(Items listed in a dataset)
━━━━━━━━
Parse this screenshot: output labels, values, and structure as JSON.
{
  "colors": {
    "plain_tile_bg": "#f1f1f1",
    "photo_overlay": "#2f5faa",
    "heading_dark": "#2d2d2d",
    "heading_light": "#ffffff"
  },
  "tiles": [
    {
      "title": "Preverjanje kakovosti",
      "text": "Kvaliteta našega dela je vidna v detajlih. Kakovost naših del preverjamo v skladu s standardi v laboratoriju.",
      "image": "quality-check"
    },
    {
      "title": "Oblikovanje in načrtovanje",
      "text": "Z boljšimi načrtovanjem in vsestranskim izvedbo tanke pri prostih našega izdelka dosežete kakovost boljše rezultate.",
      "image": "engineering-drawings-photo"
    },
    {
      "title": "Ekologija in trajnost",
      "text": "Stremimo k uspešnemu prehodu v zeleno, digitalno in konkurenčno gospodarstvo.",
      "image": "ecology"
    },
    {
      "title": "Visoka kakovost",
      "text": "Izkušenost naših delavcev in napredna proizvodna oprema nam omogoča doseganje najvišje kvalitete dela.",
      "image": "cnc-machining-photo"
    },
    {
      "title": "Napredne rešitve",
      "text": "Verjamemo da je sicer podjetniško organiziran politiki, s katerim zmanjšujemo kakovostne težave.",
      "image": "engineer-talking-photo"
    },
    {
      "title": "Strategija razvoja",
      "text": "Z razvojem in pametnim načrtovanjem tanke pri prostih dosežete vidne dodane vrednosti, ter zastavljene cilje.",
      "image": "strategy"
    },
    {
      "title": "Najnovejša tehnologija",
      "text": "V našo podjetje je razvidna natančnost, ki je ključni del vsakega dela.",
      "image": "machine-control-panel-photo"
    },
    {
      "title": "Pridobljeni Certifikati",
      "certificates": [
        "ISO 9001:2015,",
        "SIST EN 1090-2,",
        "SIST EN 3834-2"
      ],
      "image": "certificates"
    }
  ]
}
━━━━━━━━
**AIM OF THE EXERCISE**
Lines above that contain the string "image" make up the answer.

**REPLY TO THE EXERCISE**
      "image": "quality-check"
      "image": "engineering-drawings-photo"
      "image": "ecology"
      "image": "cnc-machining-photo"
      "image": "engineer-talking-photo"
      "image": "strategy"
      "image": "machine-control-panel-photo"
      "image": "certificates"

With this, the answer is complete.